AUSTIN (KXAN) – Keith Morrison and Josh Mankiewicz of Dateline – which has covered several notorious Austin murders, including Moriah Wilson and Heidi Broussard – will appear at SXSW for their first panel discussion Saturday afternoon at 4:00 p.m. CT at the Austin Convention Center.

The two sat down with KXAN’s Sam Stark ahead of their session to talk Dateline, their voyage into podcasting and reporting on Texas crimes. 

Can you talk about the explosion of the true crime genre in recent years?

“I give credit to our boss, frankly, who persuaded us. He saw the zeitgeist and saw what was coming – he recognized that [true crime] were the sorts of stories that most attracted people’s attention. Whenever we did a true crime story, back in the 90s, the numbers show a pretty clear indicator that it was what people wanted to watch,” Morrison said. 

“Most people in their lives will never be the victim of violent crime. But everybody has been in a relationship that did not work out how they wanted,” Mankiewicz said. “Dateline is less about the crime itself and more about what happens in those relationships and the choices people make.”

“True crime as a genre, as a thing that audiences are interested in, is not new,” Mankiewicz continued. “The interest in true crime has been constant for a really long time.”

Dateline covered the infamous murder of Moriah Wilson, of which Kaitlin Armstong is accused. What was it like following this case and others in Austin? 

“It’s quite historic,” Morrison said.

“It’s probably the first time we ever did a true crime story about bike racing,” he continued. “It was a fascinating tale. And it’s not over yet. We’ll keep following that one for sure.”

“There have been a number of stories in Austin,” Morrison said.

“Without Texas and Florida, we’d be off the air,” Mankiewicz joked.  “We’re not looking for the bloodiest crime scene or the scariest killer. “Again, this is about the relationship more than the crime,” Mankiewicz said. 

How do families member of victims react to Dateline coverage? Are they happy that their stories are getting told? 

“We don’t force anybody to talk to us,” Morrison said.

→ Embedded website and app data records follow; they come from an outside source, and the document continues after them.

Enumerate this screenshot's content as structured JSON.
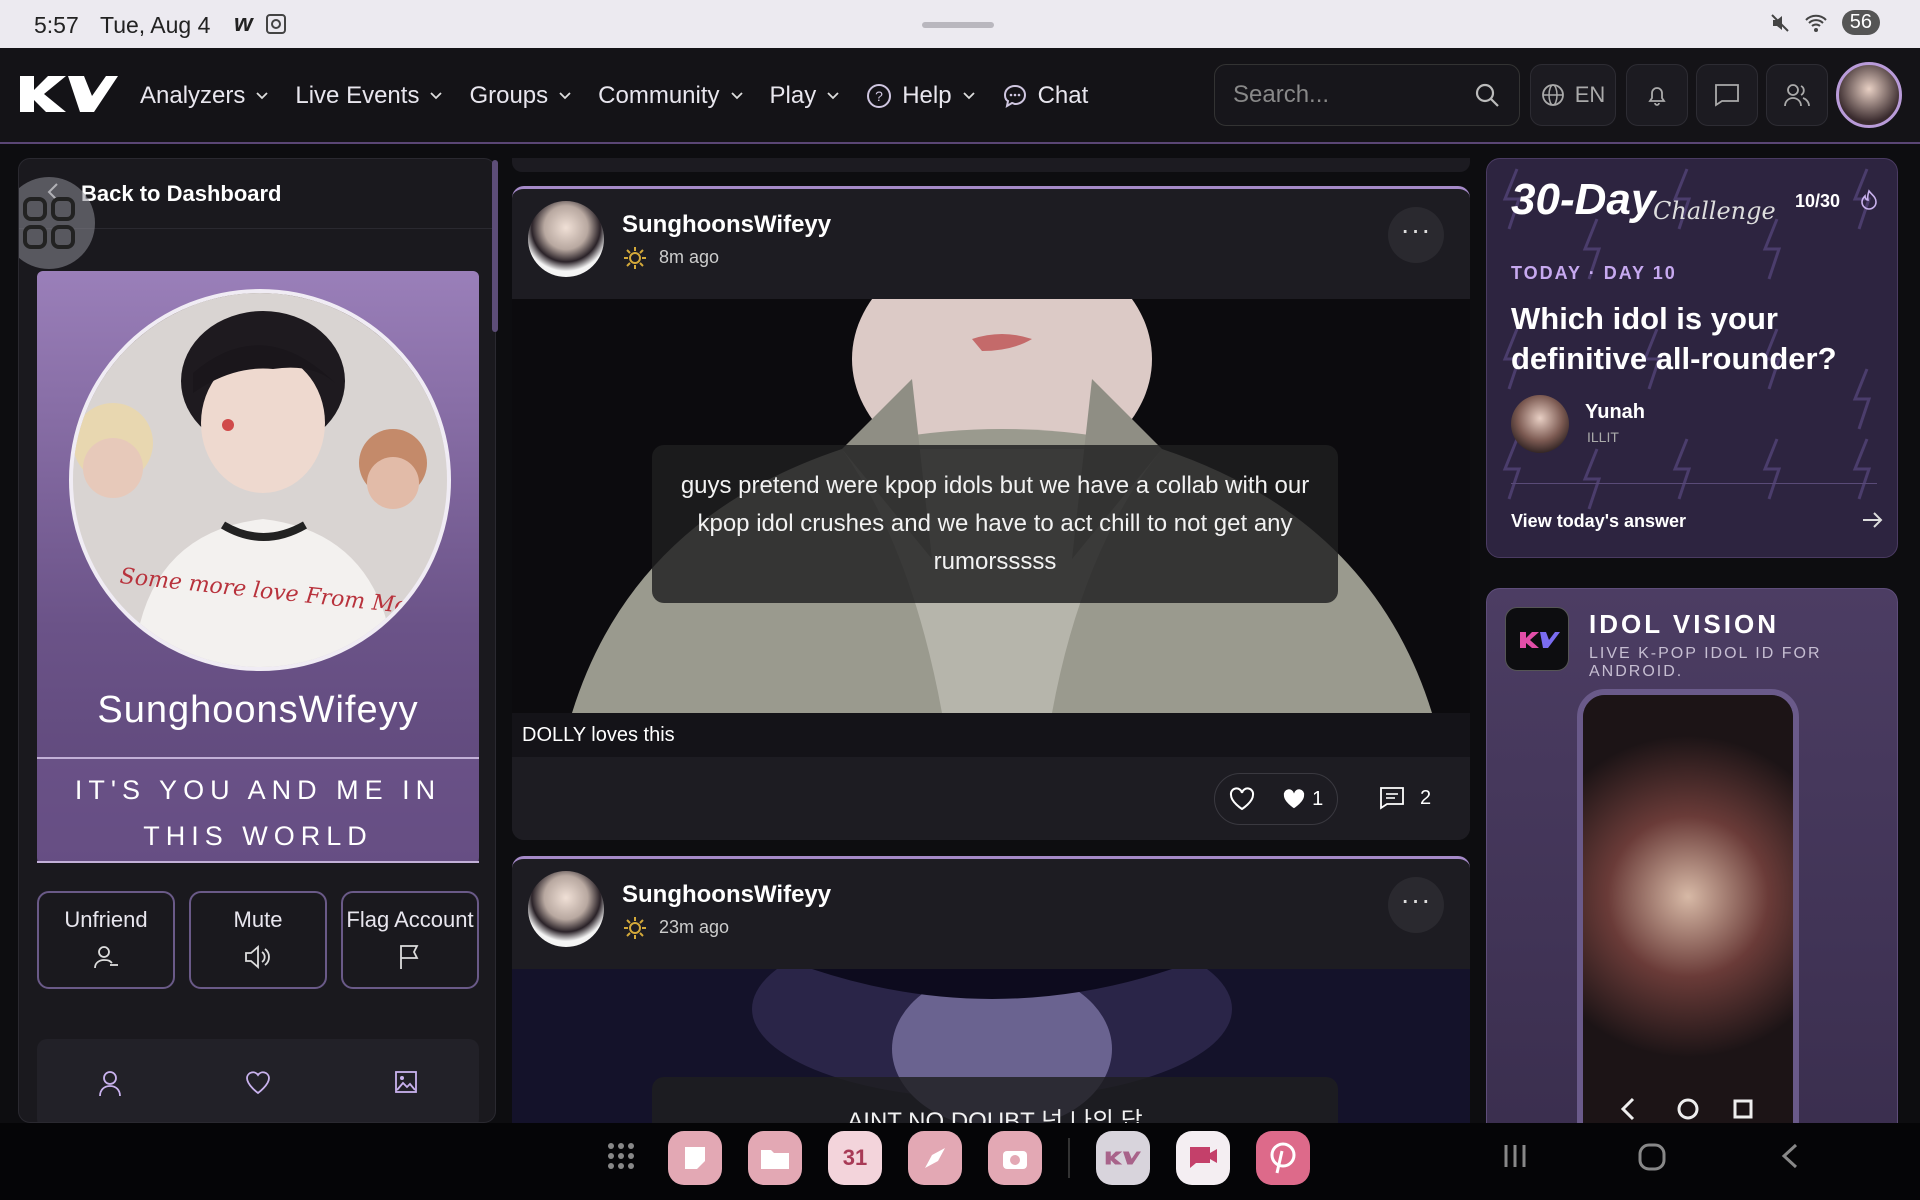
{
  "statusbar": {
    "time": "5:57",
    "date": "Tue, Aug 4",
    "battery": "56"
  },
  "nav": {
    "logo_text": "KV",
    "items": [
      {
        "label": "Analyzers",
        "dropdown": true
      },
      {
        "label": "Live Events",
        "dropdown": true
      },
      {
        "label": "Groups",
        "dropdown": true
      },
      {
        "label": "Community",
        "dropdown": true
      },
      {
        "label": "Play",
        "dropdown": true
      },
      {
        "label": "Help",
        "dropdown": true,
        "icon": "help-circle-icon"
      },
      {
        "label": "Chat",
        "dropdown": false,
        "icon": "chat-bubble-icon"
      }
    ],
    "search_placeholder": "Search...",
    "language": "EN"
  },
  "left": {
    "back_label": "Back to Dashboard",
    "profile_name": "SunghoonsWifeyy",
    "bio": "IT'S YOU AND ME IN THIS WORLD",
    "shirt_text": "Some more love From Me",
    "actions": [
      {
        "label": "Unfriend",
        "icon": "remove-user-icon"
      },
      {
        "label": "Mute",
        "icon": "speaker-icon"
      },
      {
        "label": "Flag Account",
        "icon": "flag-icon"
      }
    ],
    "tabs": [
      {
        "icon": "user-icon"
      },
      {
        "icon": "heart-icon"
      },
      {
        "icon": "image-icon"
      }
    ]
  },
  "posts": [
    {
      "author": "SunghoonsWifeyy",
      "time": "8m ago",
      "caption": "guys pretend were kpop idols but we have a collab with our kpop idol crushes and we have to act chill to not get any rumorsssss",
      "loves": "DOLLY loves this",
      "like_count": "1",
      "comment_count": "2"
    },
    {
      "author": "SunghoonsWifeyy",
      "time": "23m ago",
      "caption": "AINT NO DOUBT 넌 나의 답"
    }
  ],
  "challenge": {
    "title": "30-Day",
    "subtitle": "Challenge",
    "count": "10/30",
    "today": "TODAY · DAY 10",
    "question": "Which idol is your definitive all-rounder?",
    "answer_name": "Yunah",
    "answer_group": "ILLIT",
    "view_label": "View today's answer"
  },
  "promo": {
    "title": "IDOL VISION",
    "subtitle": "LIVE K-POP IDOL ID FOR ANDROID."
  },
  "dock": {
    "calendar_day": "31"
  },
  "colors": {
    "accent": "#a58ac8",
    "nav_bg": "#141317",
    "panel": "#1a191e",
    "profile": "#8a6fab"
  }
}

“We look at it from the person’s point of view – the victim is a loved one or a member of the family and somebody who meant more to them than you could ever possibly understand unless they explained it. The world needs to know about this person. We are only too happy to help them do that in as sensitive a way as we can,” he continued. 

“This might be the only time that their story is told. These people are not generally famous,” Mankiewicz said. “If people are wavering – when people don’t know whether to talk to us or not – my advice is always to just talk to somebody else who’s worked with us. The feedback they get from them is universally positive, I would say, overwhelmingly so,” he continued.

Switching gears, I understand that there’s a new podcast coming out. 

 “The Girl in the Blue Mustang – It’s an amazing story,” Morrison said.

“This was a case from the very beginning of the millennium – January of 2000. This young woman parked her brand new blue Mustang, which she’d gotten as a Christmas and graduation gift. She parked it in a park-and-ride in Lancaster – north of LA – and then went with a friend down to LA to participate in a music video. And when she returned, a friend dropped her off at her car. She went to get into it, and something happened in a supposedly empty parking lot. And she was shot multiple times and was killed,” he said.

What is your favorite thing to do in Austin?

“Eat,” Mankiewicz said.

“He’s right,” Morrison said. “The food trucks in the town!”

“Great food trucks and I can’t come to Texas without eating barbecue,” Mankiewicz said.

Editors note: This Q&A was edited for brevity and clarity